Shomi is shaping up to be a potential Netflix killer in Canada, but there are also challenges to overcome. Among them:
- Shomi will be available only to RCI and SJR customers.
- While Shomi will offer popular content that Netflix Canada lacks, there’s no getting past the fact that NFLX enjoys a significant advantage in library size.
- Shomi is accessible through fewer devices than NFLX — mobile, tablet, web, cable box and Microsoft’s (MSFT) Xbox 360 — leaving out key platforms like Apple (AAPL) TV, Sony’s (SNE) PlayStation and smart TVs.
- Converting NFLX Canada subscribers to Shomi means convincing them to either give up NFLX altogether, or pay for two streaming services.
- Bell Canada (BCE) is preparing its own Netflix competitor.
Then there’s the elephant in the room.
Netflix Canada offers roughly half the content that NFLX in the U.S. does and that results in a certain amount of resentment among Canadian Netflix subscribers. Most of that discrepancy has to do with Canadian broadcast rights (some locked up by RCI and SJR), and Shomi is leveraging this to win.
However, as pointed out by Cantech Letter’s Nick Waddell, nearly one-third of Canadian NFLX subscribers are using a VPN service (which blocks their country of origin) to tap into the U.S. Netflix library.
That means a big chunk of those Netflix customers not only have access to the massive U.S. NFLX library, but some of the Canadian exclusives being touted by Shomi as a reason to switch are already available to them.
Will Shomi succeed and beat back Netflix in Canada?
There’s no arguing the fact that NFLX is a giant and has huge momentum in Canada. But Shomi has the muscle of two of Canada’s biggest telecommunications players behind it. Shomi also will include 30% Canadian content — a factor RCI and SJR will undoubtedly be pushing if regulators raise eyebrows because of any perceived favorable treatment of Shomi streams over Netflix on the two carriers’ networks.
Rogers and Shaw also will have the ability to bundle Shomi with their other services or exclude its content from download caps to make it more attractive.

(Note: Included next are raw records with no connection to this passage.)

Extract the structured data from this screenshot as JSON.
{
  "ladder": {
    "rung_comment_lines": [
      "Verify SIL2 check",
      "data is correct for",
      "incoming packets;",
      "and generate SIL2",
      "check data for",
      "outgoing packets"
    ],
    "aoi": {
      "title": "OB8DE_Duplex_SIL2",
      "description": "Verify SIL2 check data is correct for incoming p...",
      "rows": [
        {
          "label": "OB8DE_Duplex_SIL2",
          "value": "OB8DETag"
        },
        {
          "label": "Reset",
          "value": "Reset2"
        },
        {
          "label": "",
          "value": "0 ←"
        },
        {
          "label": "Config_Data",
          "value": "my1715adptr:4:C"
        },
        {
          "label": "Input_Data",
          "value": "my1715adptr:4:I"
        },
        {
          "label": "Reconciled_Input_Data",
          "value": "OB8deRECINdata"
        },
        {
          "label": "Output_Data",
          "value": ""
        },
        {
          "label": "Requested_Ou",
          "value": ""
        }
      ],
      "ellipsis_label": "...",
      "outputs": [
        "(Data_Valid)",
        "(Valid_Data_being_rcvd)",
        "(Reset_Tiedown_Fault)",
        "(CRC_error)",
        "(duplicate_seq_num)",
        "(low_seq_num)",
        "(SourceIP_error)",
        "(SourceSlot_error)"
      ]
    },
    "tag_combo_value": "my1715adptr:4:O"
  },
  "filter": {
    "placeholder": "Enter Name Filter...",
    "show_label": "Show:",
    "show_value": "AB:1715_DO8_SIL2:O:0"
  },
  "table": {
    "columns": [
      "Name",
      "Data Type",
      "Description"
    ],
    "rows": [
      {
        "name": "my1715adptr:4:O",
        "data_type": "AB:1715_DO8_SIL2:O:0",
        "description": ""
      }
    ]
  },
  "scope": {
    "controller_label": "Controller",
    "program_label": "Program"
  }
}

Ultimately, Shomi won’t be able to kill NFLX in Canada — not while the video streaming service is limited to RCI and SJR subscribers.
But with a big marketing push and an ongoing commitment to adding content, Shomi is positioned to steal customers and deal Netflix a serious blow in Canada.
As of this writing, Brad Moon did not hold a position in any of the aforementioned securities.